One more thing; the page numbers go in the upper right hand corner.
If you have a question about writing for animation, send it to me via the CONTACT tab. If you have your own thoughts about this particular question, please leave them in the comments.
Tuesday, March 13, 2018
Friday, March 2, 2018
Q: I was curious what software you use for writing your books. I want to convert one of my scripts into book format and pursue creating a series of pre-to-early teen books, so I want to make sure what I submit follows industry standards.
A: I use MS Word for all of my book writing (picture books, short stories, chapter books, and novels). I've also used a screenwriting program which has a novel template. The script program worked okay, but I prefer Word because its files are more universally accepted -- the screenplay software pretty much requires the person at the other end to have it too. Ultimately, you'd have to convert the screenplay program file to Word anyway (to have anyone else read it) and when I had to do that there were tons of formatting problems that I had to go through and fix manually. Maybe other authors who use a screenplay book template can weigh in on their level of success.
With regard to industry formatting standards, there are a skillion how-to books on the shelf that show you proper page and paragraph layout, etc.
You're correct in wanting to get it right as I've read that an improperly formatted book sample can drive a prospective editor or agent bonkers.

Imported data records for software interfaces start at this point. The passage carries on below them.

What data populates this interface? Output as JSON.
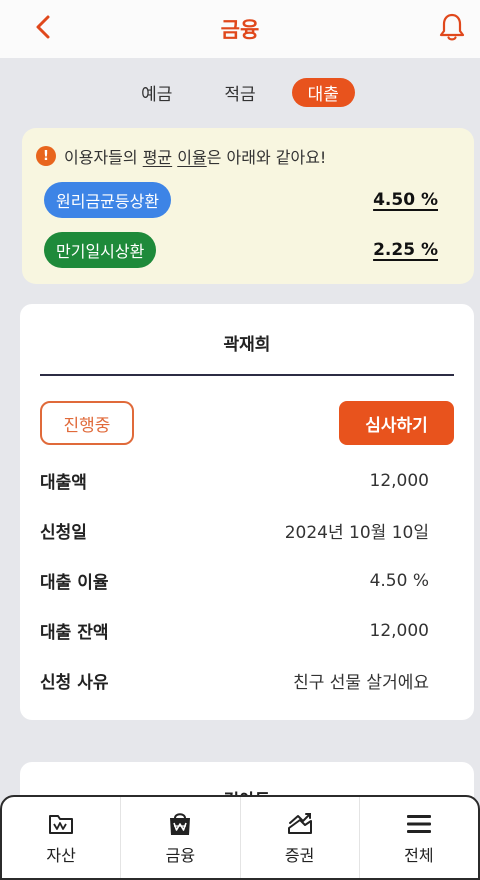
{
  "header": {
    "title": "금융"
  },
  "tabs": [
    {
      "label": "예금",
      "active": false
    },
    {
      "label": "적금",
      "active": false
    },
    {
      "label": "대출",
      "active": true
    }
  ],
  "notice": {
    "prefix": "이용자들의",
    "highlight1": "평균",
    "highlight2": "이율",
    "suffix": "은 아래와 같아요!",
    "rates": [
      {
        "type": "원리금균등상환",
        "value": "4.50 %",
        "color": "#3d84e6"
      },
      {
        "type": "만기일시상환",
        "value": "2.25 %",
        "color": "#1e8a3a"
      }
    ]
  },
  "loan_card": {
    "name": "곽재희",
    "status": "진행중",
    "review_label": "심사하기",
    "rows": [
      {
        "label": "대출액",
        "value": "12,000"
      },
      {
        "label": "신청일",
        "value": "2024년 10월 10일"
      },
      {
        "label": "대출 이율",
        "value": "4.50 %"
      },
      {
        "label": "대출 잔액",
        "value": "12,000"
      },
      {
        "label": "신청 사유",
        "value": "친구 선물 살거에요"
      }
    ]
  },
  "next_card": {
    "name": "김아듀"
  },
  "bottom_nav": [
    {
      "label": "자산",
      "icon": "folder-wallet-icon"
    },
    {
      "label": "금융",
      "icon": "bag-won-icon"
    },
    {
      "label": "증권",
      "icon": "chart-up-icon"
    },
    {
      "label": "전체",
      "icon": "menu-icon"
    }
  ],
  "colors": {
    "accent": "#e8531d",
    "blue": "#3d84e6",
    "green": "#1e8a3a"
  }
}
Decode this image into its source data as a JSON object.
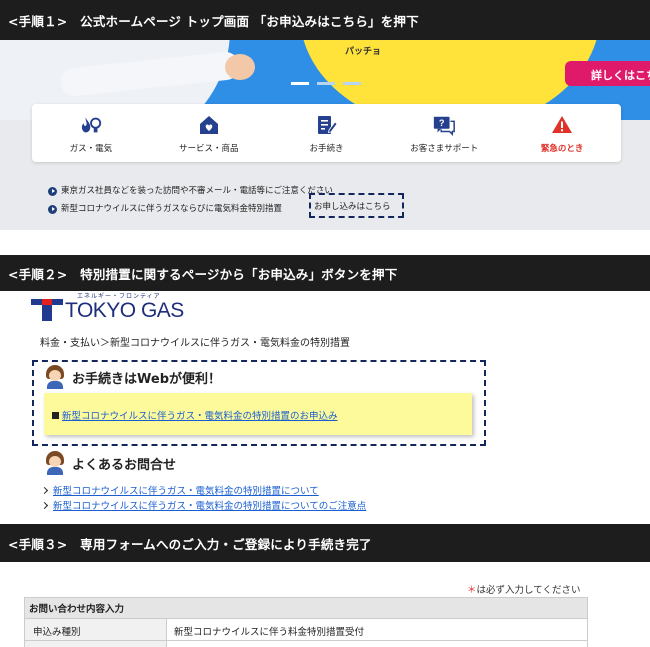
{
  "step1": {
    "title": "<手順１>　公式ホームページ トップ画面 「お申込みはこちら」を押下"
  },
  "hero": {
    "banner_text": "パッチョ",
    "more_button": "詳しくはこち"
  },
  "menu": {
    "items": [
      {
        "label": "ガス・電気",
        "icon": "gas-electric-icon"
      },
      {
        "label": "サービス・商品",
        "icon": "home-icon"
      },
      {
        "label": "お手続き",
        "icon": "form-edit-icon"
      },
      {
        "label": "お客さまサポート",
        "icon": "chat-question-icon"
      },
      {
        "label": "緊急のとき",
        "icon": "warning-icon"
      }
    ]
  },
  "notices": [
    "東京ガス社員などを装った訪問や不審メール・電話等にご注意ください",
    "新型コロナウイルスに伴うガスならびに電気料金特別措置"
  ],
  "apply_link": "お申し込みはこちら",
  "step2": {
    "title": "<手順２>　特別措置に関するページから「お申込み」ボタンを押下"
  },
  "logo": {
    "text": "TOKYO GAS",
    "sub": "エネルギー・フロンティア"
  },
  "breadcrumb": "料金・支払い＞新型コロナウイルスに伴うガス・電気料金の特別措置",
  "web_section": {
    "heading": "お手続きはWebが便利！",
    "link": "新型コロナウイルスに伴うガス・電気料金の特別措置のお申込み"
  },
  "faq": {
    "heading": "よくあるお問合せ",
    "links": [
      "新型コロナウイルスに伴うガス・電気料金の特別措置について",
      "新型コロナウイルスに伴うガス・電気料金の特別措置についてのご注意点"
    ]
  },
  "step3": {
    "title": "<手順３>　専用フォームへのご入力・ご登録により手続き完了"
  },
  "form": {
    "required_mark": "＊",
    "required_note": "は必ず入力してください",
    "section_title": "お問い合わせ内容入力",
    "rows": [
      {
        "label": "申込み種別",
        "value": "新型コロナウイルスに伴う料金特別措置受付"
      }
    ]
  }
}
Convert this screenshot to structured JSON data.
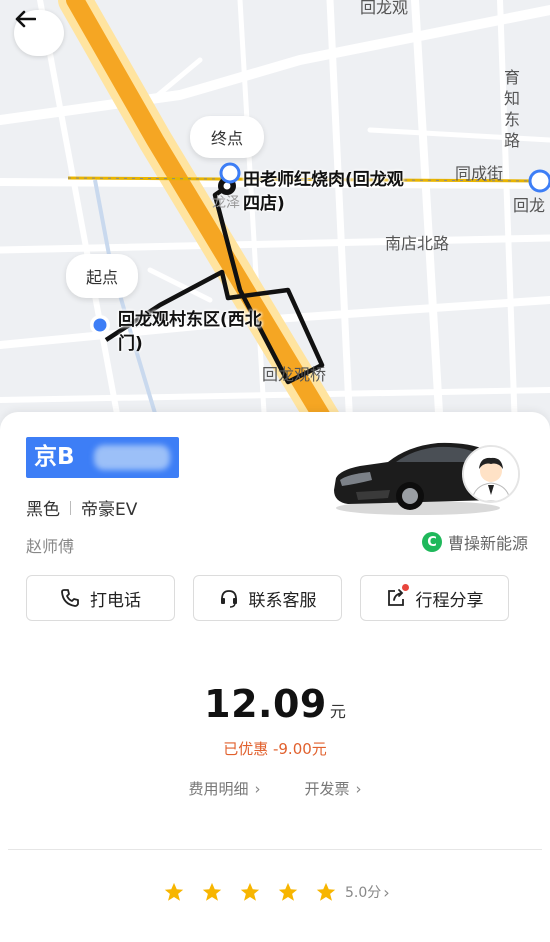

If you have a question about writing books, send it to me via the CONTACT tab. If you have your own thoughts about this particular question, I'd love to hear them so please leave them in the comments.